_Problem statement_
Please find every line of the listing below where "JSON" occurs and copy it.

_Given data_
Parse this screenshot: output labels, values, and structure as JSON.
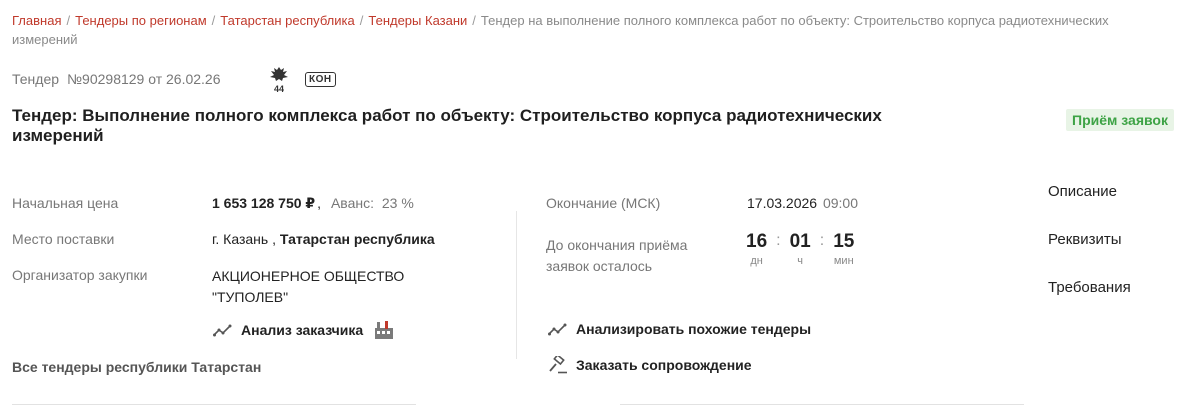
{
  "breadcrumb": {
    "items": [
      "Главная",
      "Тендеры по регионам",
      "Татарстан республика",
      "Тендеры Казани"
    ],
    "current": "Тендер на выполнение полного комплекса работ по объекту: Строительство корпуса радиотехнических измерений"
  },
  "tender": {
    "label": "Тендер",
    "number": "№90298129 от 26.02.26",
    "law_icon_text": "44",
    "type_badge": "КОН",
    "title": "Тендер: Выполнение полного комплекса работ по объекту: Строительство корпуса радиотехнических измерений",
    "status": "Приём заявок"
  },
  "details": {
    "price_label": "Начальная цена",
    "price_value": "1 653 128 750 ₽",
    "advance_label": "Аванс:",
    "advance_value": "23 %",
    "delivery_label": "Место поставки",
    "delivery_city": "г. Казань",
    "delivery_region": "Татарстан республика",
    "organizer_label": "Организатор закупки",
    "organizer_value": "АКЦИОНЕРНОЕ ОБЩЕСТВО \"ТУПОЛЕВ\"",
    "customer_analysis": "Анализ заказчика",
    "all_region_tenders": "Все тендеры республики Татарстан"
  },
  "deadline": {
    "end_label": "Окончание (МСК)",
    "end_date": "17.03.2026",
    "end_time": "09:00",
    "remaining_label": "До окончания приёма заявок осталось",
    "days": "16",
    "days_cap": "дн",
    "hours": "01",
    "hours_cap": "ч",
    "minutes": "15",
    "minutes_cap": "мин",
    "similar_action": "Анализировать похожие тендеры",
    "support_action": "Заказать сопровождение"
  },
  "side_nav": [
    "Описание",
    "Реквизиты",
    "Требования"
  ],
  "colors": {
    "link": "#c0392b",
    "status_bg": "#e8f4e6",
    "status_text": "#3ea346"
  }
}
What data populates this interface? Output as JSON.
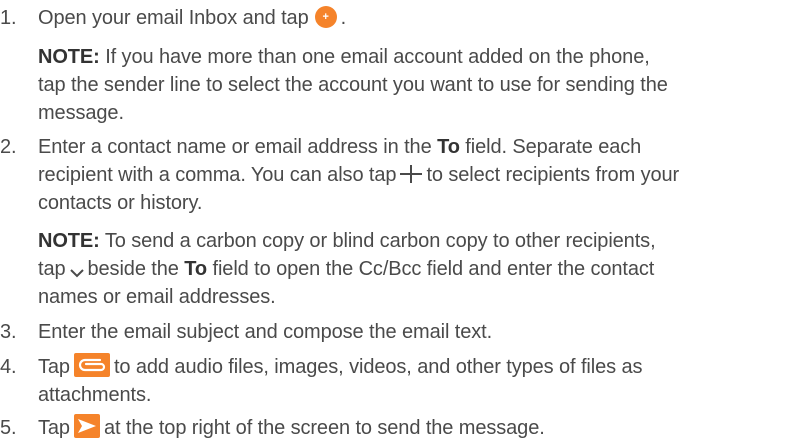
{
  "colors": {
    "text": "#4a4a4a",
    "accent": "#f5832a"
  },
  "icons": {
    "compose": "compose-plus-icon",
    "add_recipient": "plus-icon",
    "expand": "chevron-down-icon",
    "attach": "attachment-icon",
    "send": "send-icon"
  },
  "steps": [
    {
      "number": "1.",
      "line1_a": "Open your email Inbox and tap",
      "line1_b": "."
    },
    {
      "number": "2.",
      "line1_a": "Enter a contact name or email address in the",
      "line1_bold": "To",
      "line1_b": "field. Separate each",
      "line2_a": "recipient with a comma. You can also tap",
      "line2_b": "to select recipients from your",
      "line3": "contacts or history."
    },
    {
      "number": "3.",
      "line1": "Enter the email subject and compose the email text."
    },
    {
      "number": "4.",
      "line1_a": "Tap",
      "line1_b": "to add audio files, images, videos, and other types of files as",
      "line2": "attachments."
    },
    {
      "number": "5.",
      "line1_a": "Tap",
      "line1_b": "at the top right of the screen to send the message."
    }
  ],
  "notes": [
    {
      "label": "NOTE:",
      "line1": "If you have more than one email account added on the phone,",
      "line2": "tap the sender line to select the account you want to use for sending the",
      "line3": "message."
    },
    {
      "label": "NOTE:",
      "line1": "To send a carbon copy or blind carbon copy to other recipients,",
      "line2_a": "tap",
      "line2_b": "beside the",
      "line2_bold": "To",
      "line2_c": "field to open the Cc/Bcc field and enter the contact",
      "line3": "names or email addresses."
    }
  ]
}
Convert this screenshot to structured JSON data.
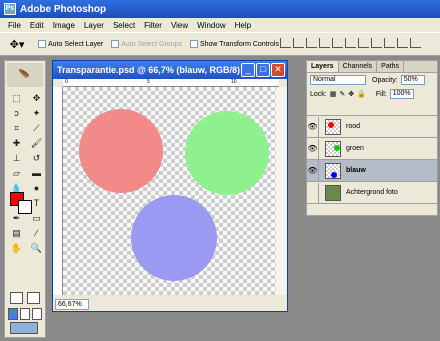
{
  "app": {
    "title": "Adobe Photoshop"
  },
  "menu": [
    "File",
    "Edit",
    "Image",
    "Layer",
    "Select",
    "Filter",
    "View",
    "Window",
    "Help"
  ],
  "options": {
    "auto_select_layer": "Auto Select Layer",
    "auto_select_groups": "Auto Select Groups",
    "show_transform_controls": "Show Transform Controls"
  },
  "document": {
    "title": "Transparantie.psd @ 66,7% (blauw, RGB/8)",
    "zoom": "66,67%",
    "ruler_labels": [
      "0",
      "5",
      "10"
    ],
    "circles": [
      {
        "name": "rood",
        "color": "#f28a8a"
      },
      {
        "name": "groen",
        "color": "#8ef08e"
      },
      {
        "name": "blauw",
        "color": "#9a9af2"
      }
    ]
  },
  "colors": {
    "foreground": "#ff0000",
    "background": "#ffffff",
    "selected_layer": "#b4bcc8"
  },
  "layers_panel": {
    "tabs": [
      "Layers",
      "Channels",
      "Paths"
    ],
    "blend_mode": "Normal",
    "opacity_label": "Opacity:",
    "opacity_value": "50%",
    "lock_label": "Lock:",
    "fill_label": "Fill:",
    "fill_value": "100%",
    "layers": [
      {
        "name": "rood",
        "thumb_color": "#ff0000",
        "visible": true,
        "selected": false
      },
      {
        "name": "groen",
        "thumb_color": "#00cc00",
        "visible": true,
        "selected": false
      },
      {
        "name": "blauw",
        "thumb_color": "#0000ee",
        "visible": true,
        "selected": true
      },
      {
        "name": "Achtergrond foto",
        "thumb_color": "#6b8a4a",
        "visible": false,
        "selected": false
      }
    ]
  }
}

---

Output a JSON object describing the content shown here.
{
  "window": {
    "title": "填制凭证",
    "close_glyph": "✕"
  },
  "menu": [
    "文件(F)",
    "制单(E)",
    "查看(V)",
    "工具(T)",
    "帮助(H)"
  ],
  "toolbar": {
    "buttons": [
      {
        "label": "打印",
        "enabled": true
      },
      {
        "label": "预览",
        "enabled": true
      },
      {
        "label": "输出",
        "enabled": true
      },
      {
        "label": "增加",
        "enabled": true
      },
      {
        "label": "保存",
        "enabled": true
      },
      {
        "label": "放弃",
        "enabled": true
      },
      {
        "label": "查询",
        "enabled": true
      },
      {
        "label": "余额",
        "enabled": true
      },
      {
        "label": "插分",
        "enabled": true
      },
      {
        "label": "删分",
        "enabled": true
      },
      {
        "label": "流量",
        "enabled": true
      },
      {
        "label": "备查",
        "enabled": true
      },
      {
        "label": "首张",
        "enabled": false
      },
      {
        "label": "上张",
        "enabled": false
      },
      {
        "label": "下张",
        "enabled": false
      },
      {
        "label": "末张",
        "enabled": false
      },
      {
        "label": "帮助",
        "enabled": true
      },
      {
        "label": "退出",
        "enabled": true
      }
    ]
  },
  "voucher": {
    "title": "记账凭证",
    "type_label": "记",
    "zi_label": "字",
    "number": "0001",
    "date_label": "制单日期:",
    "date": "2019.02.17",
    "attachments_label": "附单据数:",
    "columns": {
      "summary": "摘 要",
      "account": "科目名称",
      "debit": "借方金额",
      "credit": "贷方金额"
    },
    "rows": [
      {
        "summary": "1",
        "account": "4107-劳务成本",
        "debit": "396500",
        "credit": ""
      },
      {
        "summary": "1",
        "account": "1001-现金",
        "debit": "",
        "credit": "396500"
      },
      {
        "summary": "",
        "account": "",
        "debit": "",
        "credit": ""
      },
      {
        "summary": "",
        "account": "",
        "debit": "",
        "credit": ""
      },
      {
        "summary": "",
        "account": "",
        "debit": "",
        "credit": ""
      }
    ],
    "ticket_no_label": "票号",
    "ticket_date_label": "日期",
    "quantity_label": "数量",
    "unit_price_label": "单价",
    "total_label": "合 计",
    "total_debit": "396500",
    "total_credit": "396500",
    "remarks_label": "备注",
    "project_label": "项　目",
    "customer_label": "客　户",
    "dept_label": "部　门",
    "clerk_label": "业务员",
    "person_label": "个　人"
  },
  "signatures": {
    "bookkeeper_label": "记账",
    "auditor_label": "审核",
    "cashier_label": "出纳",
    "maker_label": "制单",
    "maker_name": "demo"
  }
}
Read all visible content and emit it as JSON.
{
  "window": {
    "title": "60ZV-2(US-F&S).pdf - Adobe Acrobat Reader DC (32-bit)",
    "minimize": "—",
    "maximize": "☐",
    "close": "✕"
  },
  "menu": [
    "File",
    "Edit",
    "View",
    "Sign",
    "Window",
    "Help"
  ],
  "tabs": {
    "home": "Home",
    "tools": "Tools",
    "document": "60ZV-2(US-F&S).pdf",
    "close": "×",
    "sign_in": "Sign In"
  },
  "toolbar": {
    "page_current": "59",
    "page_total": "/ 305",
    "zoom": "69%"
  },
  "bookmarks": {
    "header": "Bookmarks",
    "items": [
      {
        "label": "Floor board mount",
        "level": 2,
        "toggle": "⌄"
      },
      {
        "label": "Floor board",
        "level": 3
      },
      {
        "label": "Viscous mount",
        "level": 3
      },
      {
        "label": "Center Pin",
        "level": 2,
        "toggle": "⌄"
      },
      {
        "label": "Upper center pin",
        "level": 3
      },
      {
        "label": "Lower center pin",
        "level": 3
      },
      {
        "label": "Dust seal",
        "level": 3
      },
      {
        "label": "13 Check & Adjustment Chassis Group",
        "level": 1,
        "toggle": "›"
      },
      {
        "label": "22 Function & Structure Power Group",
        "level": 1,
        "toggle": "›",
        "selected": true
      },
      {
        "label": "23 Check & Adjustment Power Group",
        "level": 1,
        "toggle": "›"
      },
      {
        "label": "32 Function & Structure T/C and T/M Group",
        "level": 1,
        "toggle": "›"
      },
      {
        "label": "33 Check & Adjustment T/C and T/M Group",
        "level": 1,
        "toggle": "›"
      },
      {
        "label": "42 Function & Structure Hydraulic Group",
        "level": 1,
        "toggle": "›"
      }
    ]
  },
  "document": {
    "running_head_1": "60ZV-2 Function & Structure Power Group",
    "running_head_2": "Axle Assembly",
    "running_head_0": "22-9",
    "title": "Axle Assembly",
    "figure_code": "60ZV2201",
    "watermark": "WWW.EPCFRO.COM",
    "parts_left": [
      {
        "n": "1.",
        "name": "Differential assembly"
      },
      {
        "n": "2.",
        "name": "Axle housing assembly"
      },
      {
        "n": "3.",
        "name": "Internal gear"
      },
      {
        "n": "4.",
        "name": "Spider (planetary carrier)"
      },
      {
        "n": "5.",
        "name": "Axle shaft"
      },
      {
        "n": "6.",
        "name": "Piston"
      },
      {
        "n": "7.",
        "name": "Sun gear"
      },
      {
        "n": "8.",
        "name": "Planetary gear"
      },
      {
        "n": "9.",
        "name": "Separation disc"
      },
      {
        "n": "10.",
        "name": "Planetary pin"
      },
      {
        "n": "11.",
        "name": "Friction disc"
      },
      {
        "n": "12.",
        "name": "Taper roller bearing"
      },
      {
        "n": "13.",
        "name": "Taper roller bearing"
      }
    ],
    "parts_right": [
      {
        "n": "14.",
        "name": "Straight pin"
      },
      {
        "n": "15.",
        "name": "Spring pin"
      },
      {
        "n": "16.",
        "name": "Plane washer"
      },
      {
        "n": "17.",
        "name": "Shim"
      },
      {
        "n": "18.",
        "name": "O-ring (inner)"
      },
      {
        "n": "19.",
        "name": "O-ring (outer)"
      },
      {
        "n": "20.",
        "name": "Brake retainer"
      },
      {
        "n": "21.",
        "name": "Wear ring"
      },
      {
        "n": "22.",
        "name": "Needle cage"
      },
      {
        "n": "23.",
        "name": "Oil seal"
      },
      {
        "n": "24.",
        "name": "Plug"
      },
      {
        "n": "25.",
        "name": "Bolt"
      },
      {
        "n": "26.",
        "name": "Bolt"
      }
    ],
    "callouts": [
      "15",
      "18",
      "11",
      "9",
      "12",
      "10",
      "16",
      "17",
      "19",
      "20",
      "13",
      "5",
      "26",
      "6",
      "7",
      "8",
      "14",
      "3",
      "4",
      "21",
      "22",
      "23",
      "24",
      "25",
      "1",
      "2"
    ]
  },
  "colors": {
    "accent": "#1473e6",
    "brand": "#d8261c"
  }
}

_Exercise output_
Parse this screenshot: output labels, values, and structure as JSON.
What data populates this interface? Output as JSON.
Convert this screenshot to structured JSON data.
Output a JSON object describing the content shown here.
Read all visible content and emit it as JSON.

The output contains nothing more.